Oregon Firefighters Rescue Injured Great Dane Stuck at Bottom of Embankment for Days

by Michael Freeman

As someone who has had dogs his whole life, there are few things more terrifying than the thought of losing them. An Oregon woman was in such a situation, but firefighters saved the day. After her Great Dane was trapped at the bottom of an embankment for days, rescuers managed to hoist the dog out.

The dog’s owner, Susan Clark, spoke to Fox 12 Oregon about the terrifying experience. Out for a walk on Sunday with her dog, Presley, she suddenly disappeared. “I turned around and said come on and said come on Presley and she was gone, vanished!” Clark said. “I looked and looked and looked everywhere.”

Susan Clark enlisted help from friends to help find the Great Dane but to no avail. After being gone for almost two days, Clark’s neighbor came to her with good and bad news. She told Clark she found the dog, but she had slipped down an embankment and couldn’t walk. Clark called Westport Fire & Rescue for help, but there was yet another snag.

“They said you know we don’t rescue dogs and I begged him to please ask anybody he said okay, came back on the phone and he said what’s the address they’re going to be on their way,” she said. Luckily, the crew loaded Presley onto a stretcher and lifted her out without further problems.

Sufficed to say, Clark was ecstatic. “Oh my gosh they were amazing and I feel so lucky that they didn’t turn me away and if anybody needed any type of rescue I definitely would call them they’re awesome,” she told Fox 12 Oregon.

A veterinarian saw Presley and said she should make a full recovery. She is currently getting better at her home.

Firefighter Wears Pink Uniform and Drives Pink Firetruck to Honor Breast Cancer Victims

If the previous story is anything to go by, firefighters are heroes in more ways than one. Another one of those ways is raising awareness for different causes. In this case, a firefighter drives a pink firetruck while wearing a matching uniform to raise breast cancer awareness and honor victims.

Marshall Moneymaker is a retired firefighter residing in Rockville, Maryland. Despite not being active, he still dons a uniform and drives a firetruck, albeit both are pink. Speaking to TODAY, Moneymaker explains why he does what he does. Having lost his three sisters to breast cancer, he drives around to raise cancer awareness and encourage checkups. He even has his own nonprofit organization, For 3 Sisters.

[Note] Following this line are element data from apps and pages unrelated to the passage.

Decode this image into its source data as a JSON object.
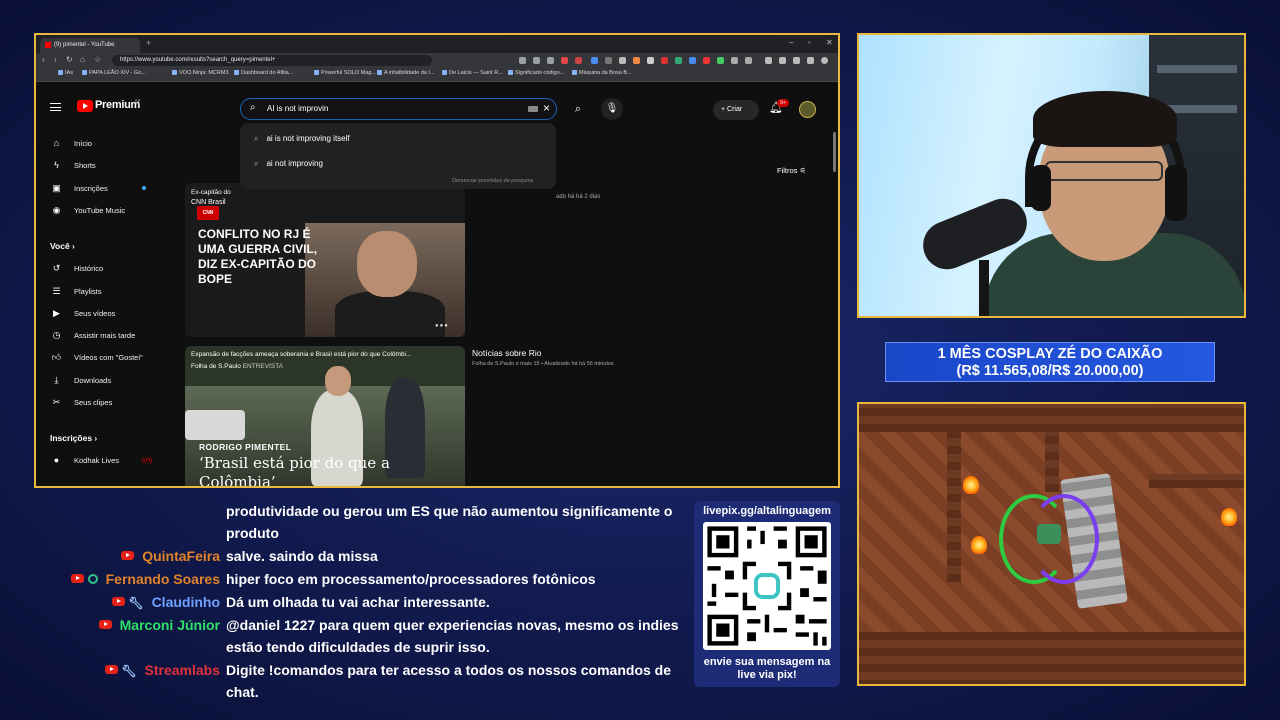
{
  "browser": {
    "tab_title": "(9) pimentel - YouTube",
    "url": "https://www.youtube.com/results?search_query=pimentel+",
    "bookmarks": [
      "IAs",
      "PAPA LEÃO XIV - Go...",
      "VOO.Ninja: MCRM3",
      "Dashboard do Afilia...",
      "Powerful SOLO Mag...",
      "A infalibilidade da I...",
      "De Laicis — Saint R...",
      "Significado código...",
      "Máquina da Bosa B..."
    ]
  },
  "youtube": {
    "brand": "Premium",
    "brand_region": "BR",
    "search_value": "AI is not improvin",
    "suggestions": [
      "ai is not improving itself",
      "ai not improving"
    ],
    "report_link": "Denunciar previsões de pesquisa",
    "create_label": "Criar",
    "notif_count": "9+",
    "filters_label": "Filtros",
    "sidebar": {
      "main": [
        "Início",
        "Shorts",
        "Inscrições",
        "YouTube Music"
      ],
      "you_header": "Você",
      "you": [
        "Histórico",
        "Playlists",
        "Seus vídeos",
        "Assistir mais tarde",
        "Vídeos com \"Gostei\"",
        "Downloads",
        "Seus clipes"
      ],
      "subs_header": "Inscrições",
      "subs": [
        "Kodhak Lives"
      ]
    },
    "card1": {
      "source": "Ex-capitão do",
      "channel": "CNN Brasil",
      "logo": "CNN",
      "headline": "CONFLITO NO RJ É UMA GUERRA CIVIL, DIZ EX-CAPITÃO DO BOPE",
      "meta": "ado há há 2 dias"
    },
    "card2": {
      "title": "Expansão de facções ameaça soberania e Brasil está pior do que Colômbi...",
      "source": "Folha de S.Paulo",
      "tag": "ENTREVISTA",
      "name": "RODRIGO PIMENTEL",
      "quote": "‘Brasil está pior do que a Colômbia’",
      "section_title": "Notícias sobre Rio",
      "section_meta": "Folha de S.Paulo e mais 15 • Atualizado há há 56 minutos"
    }
  },
  "goal": {
    "line1": "1 MÊS COSPLAY ZÉ DO CAIXÃO",
    "line2": "(R$ 11.565,08/R$ 20.000,00)",
    "current": 11565.08,
    "target": 20000.0
  },
  "chat": [
    {
      "user": "",
      "color": "#ffffff",
      "text": "produtividade ou gerou um ES que não aumentou significamente o"
    },
    {
      "user": "",
      "color": "#ffffff",
      "text": "produto"
    },
    {
      "user": "QuintaFeira",
      "color": "#e0832a",
      "text": "salve. saindo da missa"
    },
    {
      "user": "Fernando Soares",
      "color": "#e0832a",
      "text": "hiper foco em processamento/processadores fotônicos"
    },
    {
      "user": "Claudinho",
      "color": "#6fa3ff",
      "text": "Dá um olhada tu vai achar interessante."
    },
    {
      "user": "Marconi Júnior",
      "color": "#2ee06b",
      "text": "@daniel 1227 para quem quer experiencias novas, mesmo os indies"
    },
    {
      "user": "",
      "color": "#ffffff",
      "text": "estão tendo dificuldades de suprir isso."
    },
    {
      "user": "Streamlabs",
      "color": "#e0323a",
      "text": "Digite !comandos para ter acesso a todos os nossos comandos de"
    },
    {
      "user": "",
      "color": "#ffffff",
      "text": "chat."
    }
  ],
  "qr": {
    "url": "livepix.gg/altalinguagem",
    "caption_1": "envie sua mensagem na",
    "caption_2": "live via pix!"
  },
  "colors": {
    "frame": "#e8b93c",
    "youtube_red": "#ff0000",
    "goal_blue": "#2558df",
    "background": "#121c52"
  }
}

“When I put on this pink uniform, I feel honored, I feel inspired,” he told TODAY. “We’ve helped people get products, services, financial aid. We learned that if we can relieve that burden, they’re going to heal quicker, they’re going to heal better, and they’re going to heal faster.”